MSNBC's Chris Hayes grilled Iowa Republican Rep. Steve King about his recent comments that Muslims who immigrate from the Middle East are fundamentally unwilling to "assimilate" into the broader culture.
On Tuesday's edition of "All In," Hayes first noted that Texas Senator Ted Cruz had secured the endorsement of Hollywood actor James Woods before turning to the "somewhat more importantly" business of King's endorsement of Cruz in the all-important early voting state. After King explained how he felt confident that Cruz shared his extreme position on immigration, Hayes asked the conservative congressman about his recent remarks on Syrian refugees.

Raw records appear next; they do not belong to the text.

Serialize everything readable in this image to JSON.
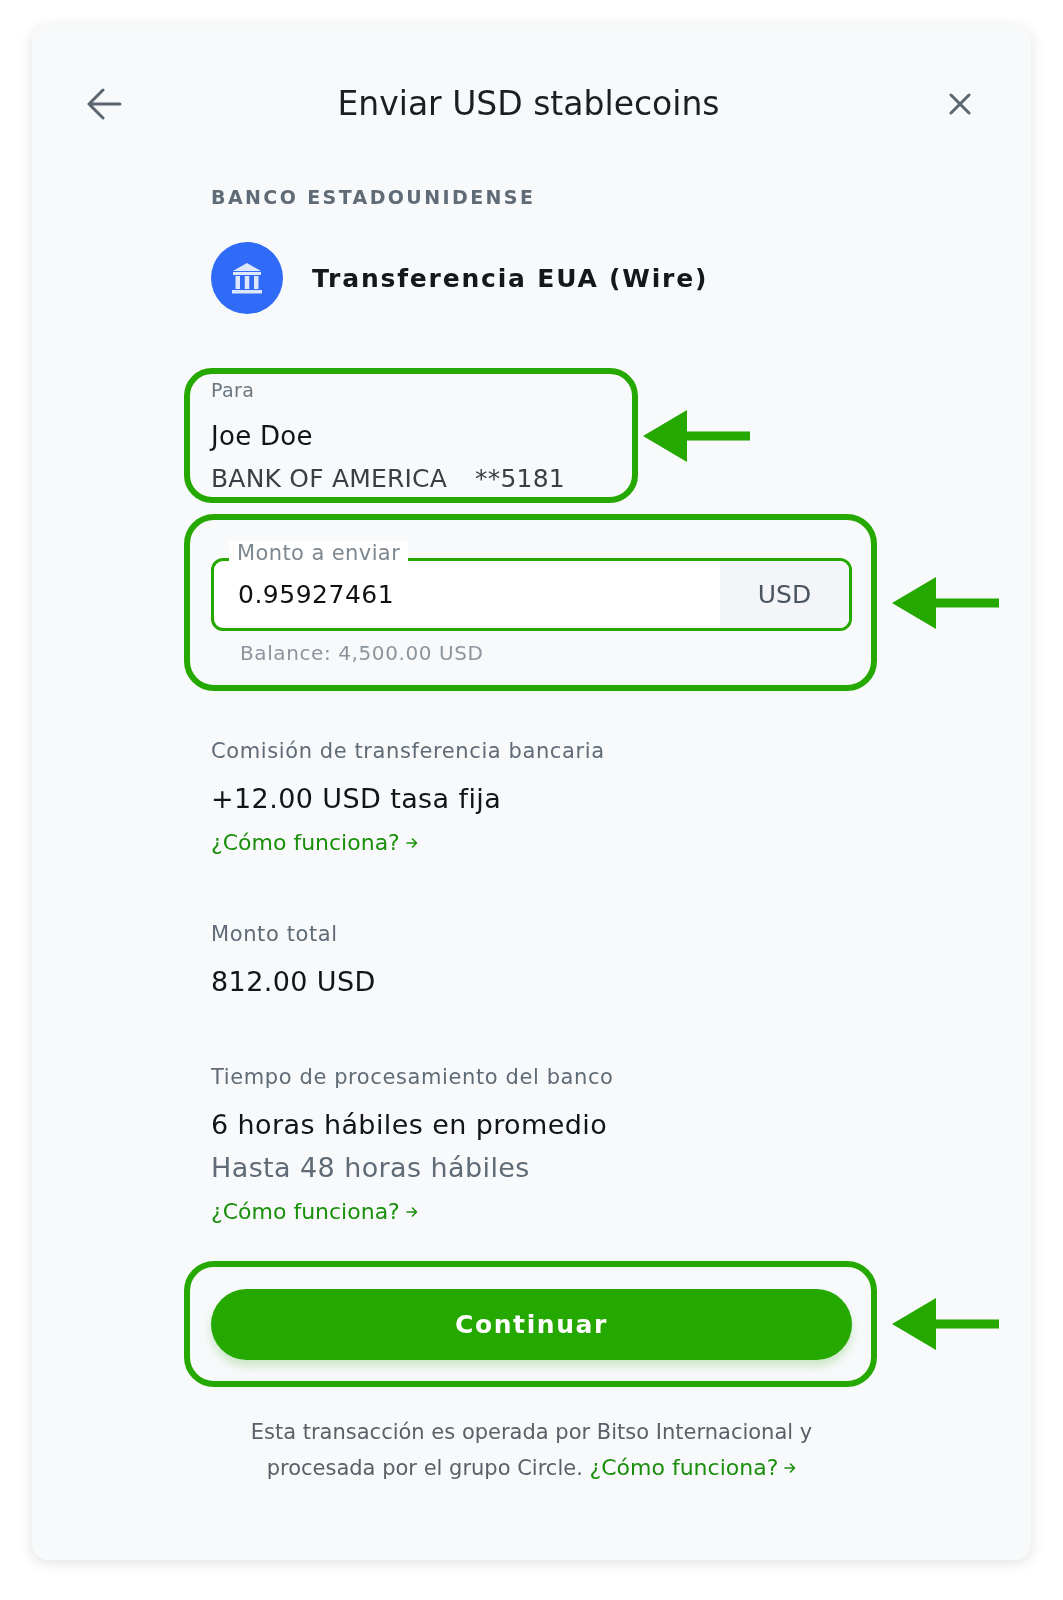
{
  "header": {
    "title": "Enviar USD stablecoins"
  },
  "method": {
    "section_label": "BANCO ESTADOUNIDENSE",
    "name": "Transferencia EUA (Wire)"
  },
  "recipient": {
    "label": "Para",
    "name": "Joe Doe",
    "bank": "BANK OF AMERICA",
    "account": "**5181",
    "highlighted": true
  },
  "amount": {
    "label": "Monto a enviar",
    "value": "0.95927461",
    "currency": "USD",
    "balance": "Balance: 4,500.00 USD",
    "highlighted": true
  },
  "details": [
    {
      "label": "Comisión de transferencia bancaria",
      "lines": [
        {
          "kind": "primary",
          "text": "+12.00 USD tasa fija"
        }
      ],
      "link": "¿Cómo funciona?"
    },
    {
      "label": "Monto total",
      "lines": [
        {
          "kind": "primary",
          "text": "812.00 USD"
        }
      ]
    },
    {
      "label": "Tiempo de procesamiento del banco",
      "lines": [
        {
          "kind": "primary",
          "text": "6 horas hábiles en promedio"
        },
        {
          "kind": "secondary",
          "text": "Hasta 48 horas hábiles"
        }
      ],
      "link": "¿Cómo funciona?"
    }
  ],
  "continue_button": {
    "label": "Continuar",
    "highlighted": true
  },
  "footer": {
    "text": "Esta transacción es operada por Bitso Internacional y procesada por el grupo Circle.",
    "link": "¿Cómo funciona?"
  }
}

"You said no one has shown me an example of people from that part of the world that have assimilated into the broader society. Can you really defend that statement about 6 million people moral folks from the Middle East, Muslim Americans, Arabs? Is that a defensible thing to say, not one example of assimilation ever anywhere," Hayes asked King.
King's anti-immigrant sentiments have applied to Syrian war refugees long before this latest round of post-Paris attacks hysteria. Back in October, King said, "I can’t find models of the folks that, say, do the hajj to Mecca, I can’t find models where they’ve assimilated into the broader culture of civilization wherever they’ve gone."
"That's a reference to groups of people, not individuals. Of course, individuals have assimilated into the broader American society," King responded to Hayes, dismissing his sweeping generalization before bizarrely doubling down on it. "But yet, no one has shown me an example of large groups of people that have settled into American from that part of the world that have assimilated into the broader American society."
King pointed to Little Mogadishu in Minneapolis and Dearborn, Michigan to make his case. "I go into the mosques, and I've gone into the inner cities in the Middle East. I see the similar pattern in the United States that I see there. There's not assimilation taking place on the broader scale," he argued.
"Do you really think those places are different than Chinatown here in New York City or in any city you go to that are different than say Italian-American neighborhoods," Hayes pressed.
"Do you think that Muslims from the Middle East are incompatible with American democracy. That's the question."
Watch Hayes grill King, via MSNBC: